Read more on the IRS guidance here

 

SAGE GROUSE: The Trump administration on Friday is expected to release draft supplemental environmental impact statements that it says will address issues identified in a court order that temporarily halted its attempt to weaken protections for the sage grouse bird. A Bureau of Land Management spokesperson told The Hill in an email that the draft statements will confirm that the agency adequately considered a range of reasonable alternatives, took a "hard look" at environmental effects, evaluated cumulative impacts and allowed the public to review and comment. 

"The Secretary of the Interior directed the BLM to review the [National Environmental Policy Act (NEPA)] documents prepared in support of the 2019 plan amendments to ensure that the four NEPA issues identified in the injunction Order have been adequately addressed. The BLM will review the comments and determine whether any further action is needed to address the issues identified in the Court's injunction order," the spokesperson said, referring to the bedrock environmental law. 

 

OUTSIDE THE BELTWAY:

Wisconsin assembly passes bipartisan package of bills aimed at improving water quality, The Milwaukee Journal Sentinel reports

Vermont senators consider requiring utilities to buy more local renewables, VT Digger reports.

New Mexico House opts to limit trafficking of wildlife parts, the Associated Press reports.

 

ICYMI: Stories from Wednesday...

$1M ad buy praises swing-district Democrats' environmental work

Environmental group ranks Bloomberg, Klobuchar last in climate plans

California newspaper says it was excluded from event with Nunes, Bernhardt

IRS issues guidances on carbon capture tax credit

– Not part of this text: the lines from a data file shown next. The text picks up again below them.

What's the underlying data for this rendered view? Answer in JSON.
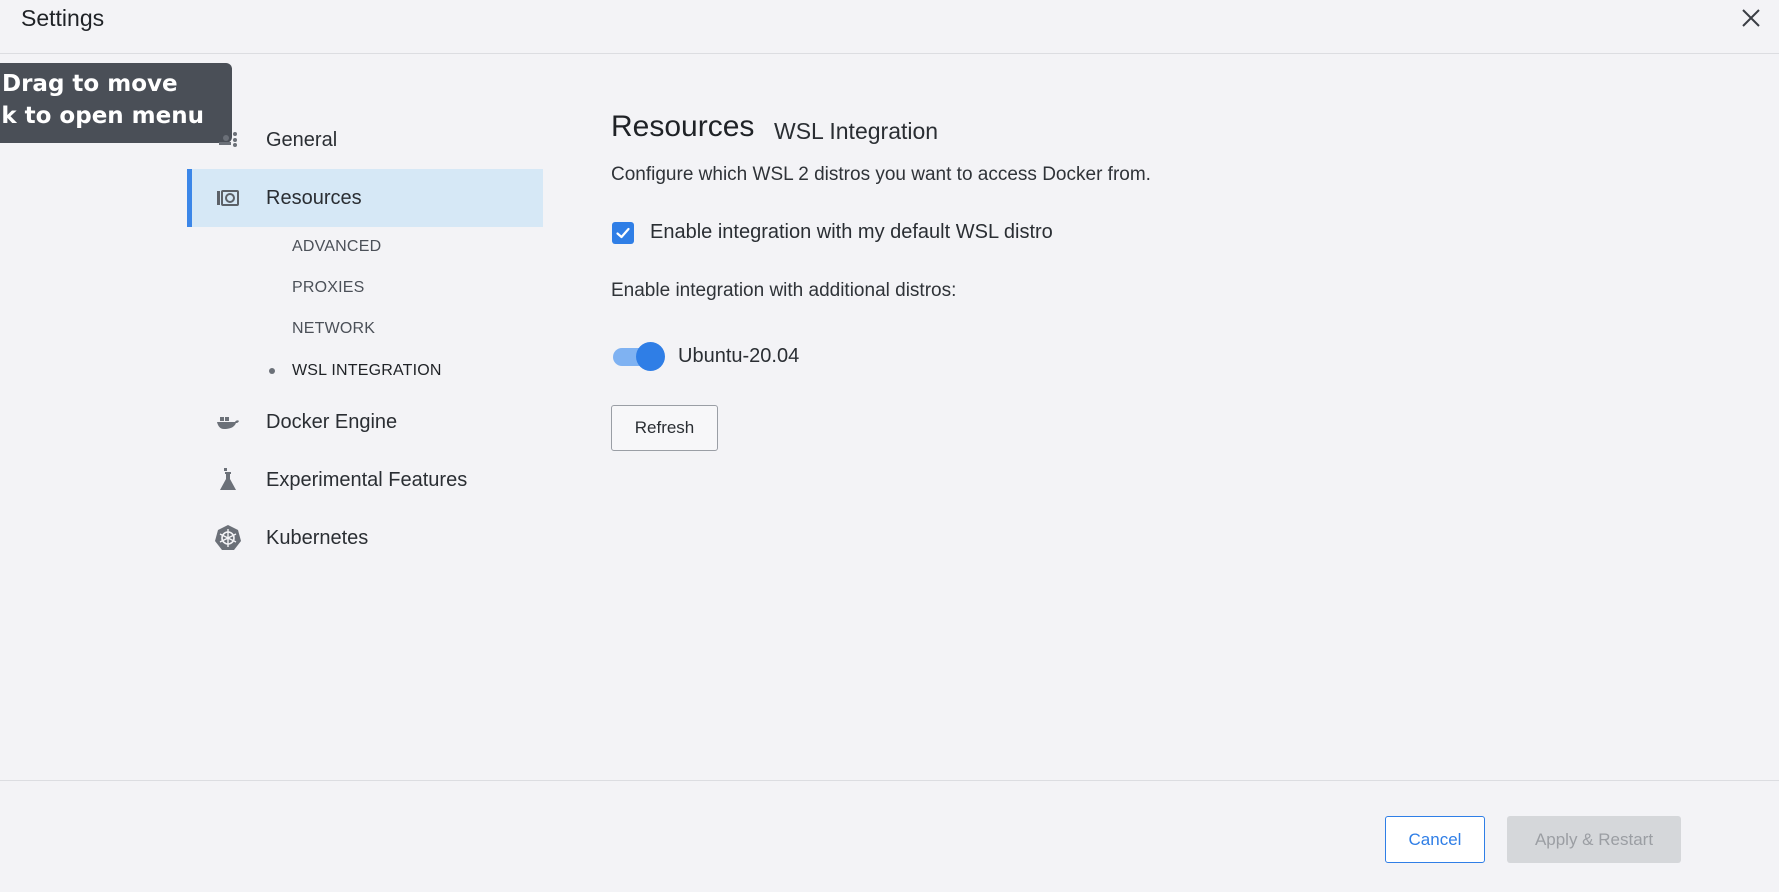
{
  "window": {
    "title": "Settings"
  },
  "tooltip": {
    "line1": "Drag to move",
    "line2": "ck to open menu"
  },
  "sidebar": {
    "items": [
      {
        "label": "General",
        "icon": "general-sliders-icon"
      },
      {
        "label": "Resources",
        "icon": "resources-icon",
        "active": true
      },
      {
        "label": "Docker Engine",
        "icon": "docker-whale-icon"
      },
      {
        "label": "Experimental Features",
        "icon": "flask-icon"
      },
      {
        "label": "Kubernetes",
        "icon": "kubernetes-helm-icon"
      }
    ],
    "sub_items": [
      {
        "label": "ADVANCED"
      },
      {
        "label": "PROXIES"
      },
      {
        "label": "NETWORK"
      },
      {
        "label": "WSL INTEGRATION",
        "current": true
      }
    ]
  },
  "main": {
    "title": "Resources",
    "subtitle": "WSL Integration",
    "description": "Configure which WSL 2 distros you want to access Docker from.",
    "default_distro_checkbox": {
      "label": "Enable integration with my default WSL distro",
      "checked": true
    },
    "additional_label": "Enable integration with additional distros:",
    "distros": [
      {
        "name": "Ubuntu-20.04",
        "enabled": true
      }
    ],
    "refresh_label": "Refresh"
  },
  "footer": {
    "cancel_label": "Cancel",
    "apply_label": "Apply & Restart"
  },
  "colors": {
    "accent": "#2f7ee6",
    "active_nav_bg": "#d6e8f6",
    "disabled_button_bg": "#d5d7da"
  }
}
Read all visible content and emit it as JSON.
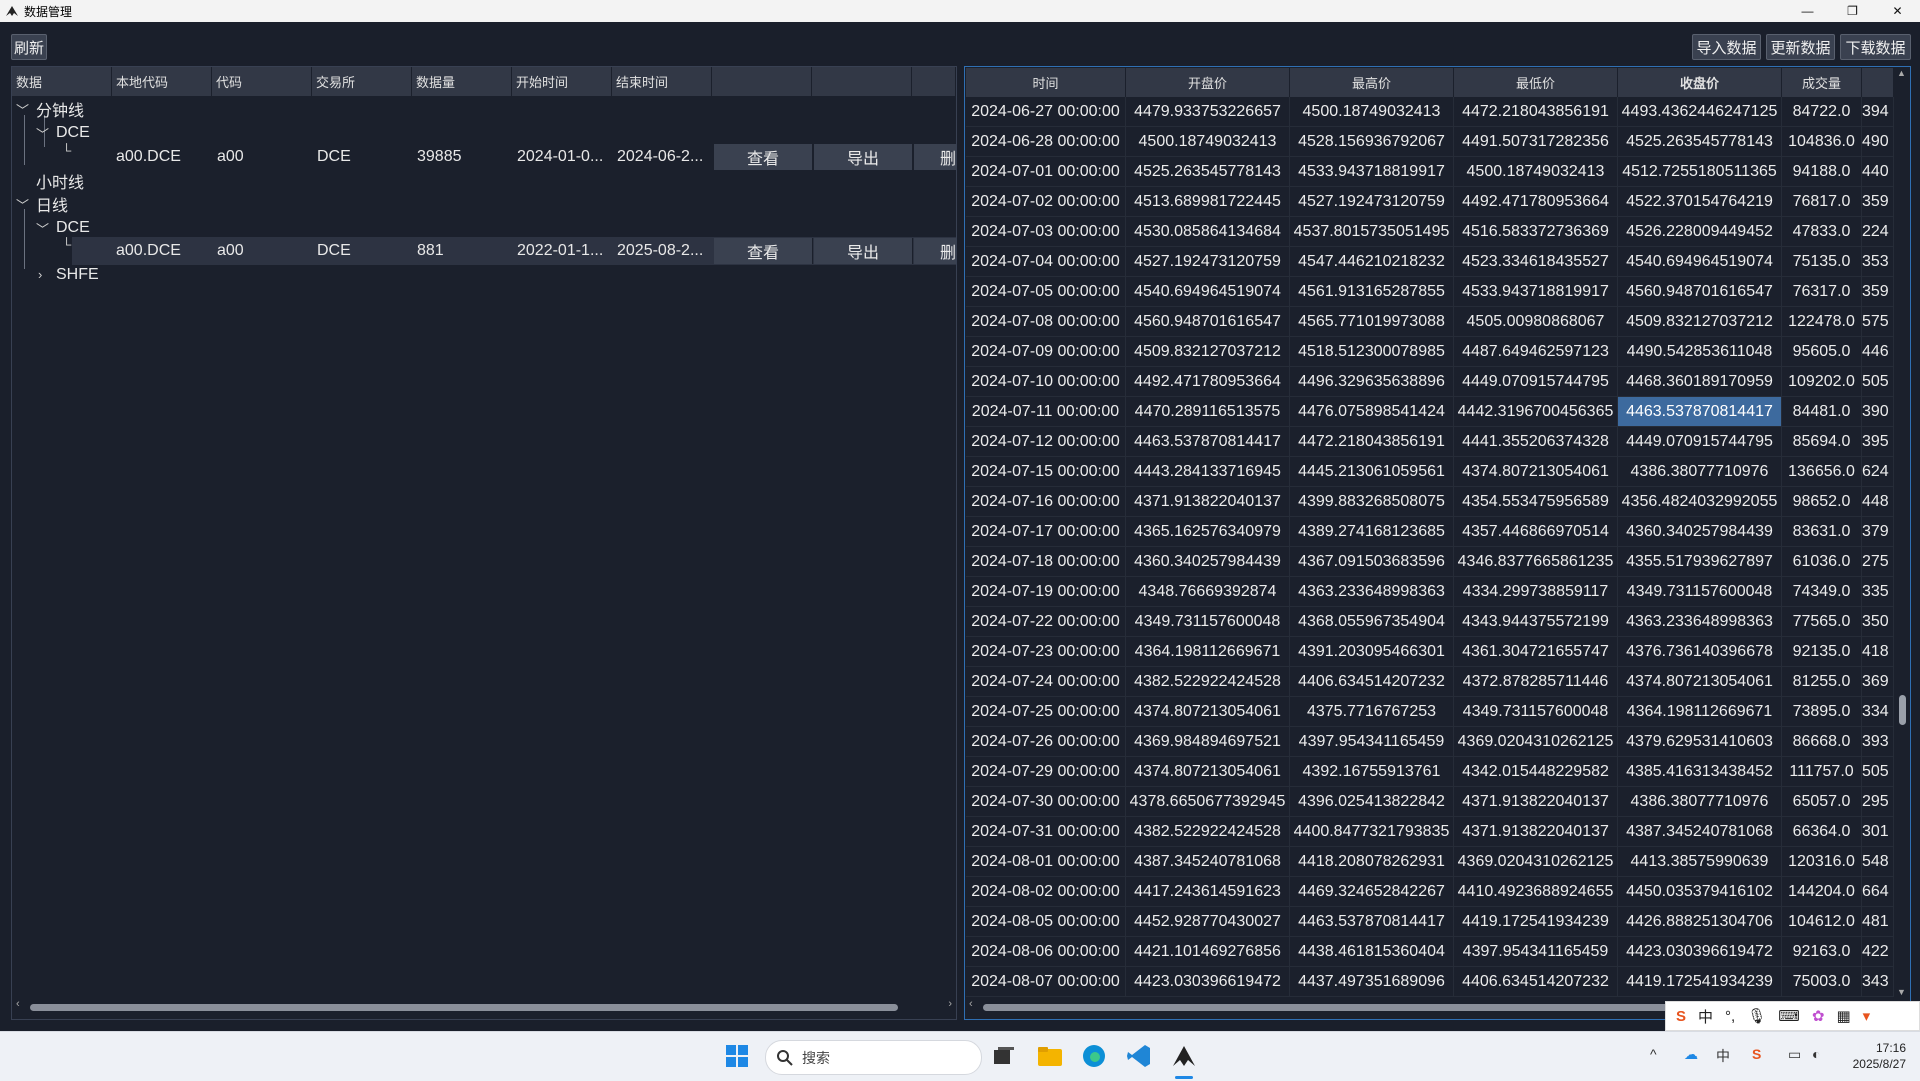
{
  "window": {
    "title": "数据管理",
    "minimize": "—",
    "restore": "❐",
    "close": "✕"
  },
  "toolbar": {
    "refresh": "刷新",
    "import": "导入数据",
    "update": "更新数据",
    "download": "下载数据"
  },
  "left": {
    "headers": [
      "数据",
      "本地代码",
      "代码",
      "交易所",
      "数据量",
      "开始时间",
      "结束时间",
      "",
      "",
      ""
    ],
    "tree": {
      "minute": "分钟线",
      "hour": "小时线",
      "day": "日线",
      "dce": "DCE",
      "shfe": "SHFE"
    },
    "rows": [
      {
        "local_code": "a00.DCE",
        "code": "a00",
        "exchange": "DCE",
        "count": "39885",
        "start": "2024-01-0...",
        "end": "2024-06-2...",
        "view": "查看",
        "export": "导出",
        "del": "删"
      },
      {
        "local_code": "a00.DCE",
        "code": "a00",
        "exchange": "DCE",
        "count": "881",
        "start": "2022-01-1...",
        "end": "2025-08-2...",
        "view": "查看",
        "export": "导出",
        "del": "删"
      }
    ]
  },
  "right": {
    "headers": [
      "时间",
      "开盘价",
      "最高价",
      "最低价",
      "收盘价",
      "成交量",
      ""
    ],
    "rows": [
      [
        "2024-06-27 00:00:00",
        "4479.933753226657",
        "4500.18749032413",
        "4472.218043856191",
        "4493.4362446247125",
        "84722.0",
        "394"
      ],
      [
        "2024-06-28 00:00:00",
        "4500.18749032413",
        "4528.156936792067",
        "4491.507317282356",
        "4525.263545778143",
        "104836.0",
        "490"
      ],
      [
        "2024-07-01 00:00:00",
        "4525.263545778143",
        "4533.943718819917",
        "4500.18749032413",
        "4512.7255180511365",
        "94188.0",
        "440"
      ],
      [
        "2024-07-02 00:00:00",
        "4513.689981722445",
        "4527.192473120759",
        "4492.471780953664",
        "4522.370154764219",
        "76817.0",
        "359"
      ],
      [
        "2024-07-03 00:00:00",
        "4530.085864134684",
        "4537.8015735051495",
        "4516.583372736369",
        "4526.228009449452",
        "47833.0",
        "224"
      ],
      [
        "2024-07-04 00:00:00",
        "4527.192473120759",
        "4547.446210218232",
        "4523.334618435527",
        "4540.694964519074",
        "75135.0",
        "353"
      ],
      [
        "2024-07-05 00:00:00",
        "4540.694964519074",
        "4561.913165287855",
        "4533.943718819917",
        "4560.948701616547",
        "76317.0",
        "359"
      ],
      [
        "2024-07-08 00:00:00",
        "4560.948701616547",
        "4565.771019973088",
        "4505.00980868067",
        "4509.832127037212",
        "122478.0",
        "575"
      ],
      [
        "2024-07-09 00:00:00",
        "4509.832127037212",
        "4518.512300078985",
        "4487.649462597123",
        "4490.542853611048",
        "95605.0",
        "446"
      ],
      [
        "2024-07-10 00:00:00",
        "4492.471780953664",
        "4496.329635638896",
        "4449.070915744795",
        "4468.360189170959",
        "109202.0",
        "505"
      ],
      [
        "2024-07-11 00:00:00",
        "4470.289116513575",
        "4476.075898541424",
        "4442.3196700456365",
        "4463.537870814417",
        "84481.0",
        "390"
      ],
      [
        "2024-07-12 00:00:00",
        "4463.537870814417",
        "4472.218043856191",
        "4441.355206374328",
        "4449.070915744795",
        "85694.0",
        "395"
      ],
      [
        "2024-07-15 00:00:00",
        "4443.284133716945",
        "4445.213061059561",
        "4374.807213054061",
        "4386.38077710976",
        "136656.0",
        "624"
      ],
      [
        "2024-07-16 00:00:00",
        "4371.913822040137",
        "4399.883268508075",
        "4354.553475956589",
        "4356.4824032992055",
        "98652.0",
        "448"
      ],
      [
        "2024-07-17 00:00:00",
        "4365.162576340979",
        "4389.274168123685",
        "4357.446866970514",
        "4360.340257984439",
        "83631.0",
        "379"
      ],
      [
        "2024-07-18 00:00:00",
        "4360.340257984439",
        "4367.091503683596",
        "4346.8377665861235",
        "4355.517939627897",
        "61036.0",
        "275"
      ],
      [
        "2024-07-19 00:00:00",
        "4348.76669392874",
        "4363.233648998363",
        "4334.299738859117",
        "4349.731157600048",
        "74349.0",
        "335"
      ],
      [
        "2024-07-22 00:00:00",
        "4349.731157600048",
        "4368.055967354904",
        "4343.944375572199",
        "4363.233648998363",
        "77565.0",
        "350"
      ],
      [
        "2024-07-23 00:00:00",
        "4364.198112669671",
        "4391.203095466301",
        "4361.304721655747",
        "4376.736140396678",
        "92135.0",
        "418"
      ],
      [
        "2024-07-24 00:00:00",
        "4382.522922424528",
        "4406.634514207232",
        "4372.878285711446",
        "4374.807213054061",
        "81255.0",
        "369"
      ],
      [
        "2024-07-25 00:00:00",
        "4374.807213054061",
        "4375.7716767253",
        "4349.731157600048",
        "4364.198112669671",
        "73895.0",
        "334"
      ],
      [
        "2024-07-26 00:00:00",
        "4369.984894697521",
        "4397.954341165459",
        "4369.0204310262125",
        "4379.629531410603",
        "86668.0",
        "393"
      ],
      [
        "2024-07-29 00:00:00",
        "4374.807213054061",
        "4392.16755913761",
        "4342.015448229582",
        "4385.416313438452",
        "111757.0",
        "505"
      ],
      [
        "2024-07-30 00:00:00",
        "4378.6650677392945",
        "4396.025413822842",
        "4371.913822040137",
        "4386.38077710976",
        "65057.0",
        "295"
      ],
      [
        "2024-07-31 00:00:00",
        "4382.522922424528",
        "4400.8477321793835",
        "4371.913822040137",
        "4387.345240781068",
        "66364.0",
        "301"
      ],
      [
        "2024-08-01 00:00:00",
        "4387.345240781068",
        "4418.208078262931",
        "4369.0204310262125",
        "4413.38575990639",
        "120316.0",
        "548"
      ],
      [
        "2024-08-02 00:00:00",
        "4417.243614591623",
        "4469.324652842267",
        "4410.4923688924655",
        "4450.035379416102",
        "144204.0",
        "664"
      ],
      [
        "2024-08-05 00:00:00",
        "4452.928770430027",
        "4463.537870814417",
        "4419.172541934239",
        "4426.888251304706",
        "104612.0",
        "481"
      ],
      [
        "2024-08-06 00:00:00",
        "4421.101469276856",
        "4438.461815360404",
        "4397.954341165459",
        "4423.030396619472",
        "92163.0",
        "422"
      ],
      [
        "2024-08-07 00:00:00",
        "4423.030396619472",
        "4437.497351689096",
        "4406.634514207232",
        "4419.172541934239",
        "75003.0",
        "343"
      ]
    ],
    "highlight": {
      "row": 10,
      "col": 4
    }
  },
  "ime": {
    "logo": "S",
    "lang": "中",
    "punct": "°,",
    "mic": "🎙",
    "keyboard": "⌨",
    "skin": "✿",
    "grid": "▦",
    "tool": "▾"
  },
  "taskbar": {
    "search_placeholder": "搜索",
    "time": "17:16",
    "date": "2025/8/27",
    "tray_up": "^",
    "tray_lang": "中"
  }
}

EPA proposes additional rollback to Obama-era coal ash regulation

Trump signs order diverting water to California farmers against state wishes